    The Salton Sea is about to start shrinking more rapidly next year under the nation’s biggest farmland-to-city water transfer deal, which is sending increasing amounts of water away from the Imperial Valley to urban areas in San Diego County and the Coachella Valley.

    The 2003 agreement called for the Imperial Irrigation District to send “mitigation water” from its canals into the sea through 2017 — a period intended to give state agencies time to prepare for dealing with the effects. At the end of this year, that flow of water will be cut off and the lake’s shorelines will retreat more rapidly.

    Over the next 30 years, the sea is projected to shrink by a third.

    Agreement conveys @CWCB_DNR funded equipment to Pagosa Springs

    The dome greenhouse gleams in the Sun at the center of the park. To the right is a new restroom and on the far left is the Community Garden. Along the walk way is a small paved amphitheater like space for presentations and entertainment. Photo credit The Pagosa Springs Journal.

    From The Pagosa Springs Sun (Marshall Dunham):

    The Pagosa Springs Town Council voted to enter into an operating agreement with the Geothermal Greenhouse Partnership (GGP) regarding Centennial Park during its regular meeting on Thursday, Aug. 17.

    The agreement states that structures in place at Centennial Park that were funded by various grants will be owned by the town…

    [At a recent meeting of the Town Council, Greg Schulte] talked of a grant that was awarded by the Colorado Department of Local Affairs (DoLA) to the town.

    “As a virtue of receiving that grant, the things that were paid for by that grant become town property,” explained Schulte. “On the same token, the GGP received a CWCB (Colorado Water Conservation Board) grant and essentially, as the recipient of those funds, the things that were purchased with that become property of the GGP.”

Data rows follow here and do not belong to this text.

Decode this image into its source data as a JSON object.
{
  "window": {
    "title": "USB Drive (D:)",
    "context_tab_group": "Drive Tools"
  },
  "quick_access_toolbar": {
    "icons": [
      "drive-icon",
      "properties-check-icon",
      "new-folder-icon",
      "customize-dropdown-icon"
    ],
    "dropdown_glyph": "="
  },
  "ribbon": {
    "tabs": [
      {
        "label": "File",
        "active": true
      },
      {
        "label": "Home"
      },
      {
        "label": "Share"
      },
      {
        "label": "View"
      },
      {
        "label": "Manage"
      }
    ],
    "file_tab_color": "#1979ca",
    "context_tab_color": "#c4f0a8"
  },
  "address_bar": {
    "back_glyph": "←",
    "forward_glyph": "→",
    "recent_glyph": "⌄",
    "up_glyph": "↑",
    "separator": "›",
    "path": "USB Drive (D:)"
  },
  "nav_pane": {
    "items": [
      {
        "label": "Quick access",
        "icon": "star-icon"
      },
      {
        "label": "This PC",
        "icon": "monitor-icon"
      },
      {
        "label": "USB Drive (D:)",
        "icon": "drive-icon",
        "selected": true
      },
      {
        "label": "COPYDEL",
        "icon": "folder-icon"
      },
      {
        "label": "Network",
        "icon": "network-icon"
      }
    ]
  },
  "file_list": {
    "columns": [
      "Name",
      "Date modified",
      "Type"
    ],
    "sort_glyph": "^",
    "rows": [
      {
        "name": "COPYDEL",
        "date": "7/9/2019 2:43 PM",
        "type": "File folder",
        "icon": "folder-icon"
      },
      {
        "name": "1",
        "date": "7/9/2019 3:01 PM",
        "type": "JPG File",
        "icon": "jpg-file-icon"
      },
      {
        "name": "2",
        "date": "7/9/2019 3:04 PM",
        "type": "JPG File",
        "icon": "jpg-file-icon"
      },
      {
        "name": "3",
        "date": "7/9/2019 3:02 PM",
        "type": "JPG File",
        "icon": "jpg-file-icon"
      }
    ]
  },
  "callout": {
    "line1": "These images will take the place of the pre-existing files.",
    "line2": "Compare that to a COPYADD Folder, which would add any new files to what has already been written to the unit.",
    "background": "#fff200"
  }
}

    Continued Schulte, “In a very, sort of, general sense, the CWCB money was paying for the stuff that was below the ground, we paid for most of the stuff above the ground.”

    Schulte went on to explain that, in a conversation with GGP board of directors, the question was posed of whether the GGP really cares if the town was in possession of underground pipes or not, with the GGP responding that they didn’t mind.

    “So, basically this operating agreement does detail how we operate together, but it’s going to move forward on the premise that, essentially, the GGP is going to convey to the town their interest in the infrastructure that was paid for by the CWCB,” explained Schulte. “So, essentially, what this means is that … the town does have a land lease with the GGP for a significant period of time along with the geothermal water … the infrastructure becomes part of the overall land lease.”

    Schulte added that the town doesn’t anticipate one day owning the domes or foundations on the property.

    “What we’re intending to do is to move forward with the premise that the DoLA money and the structure funded by the CWCB will essentially be owned by the town going forward,” said Schulte.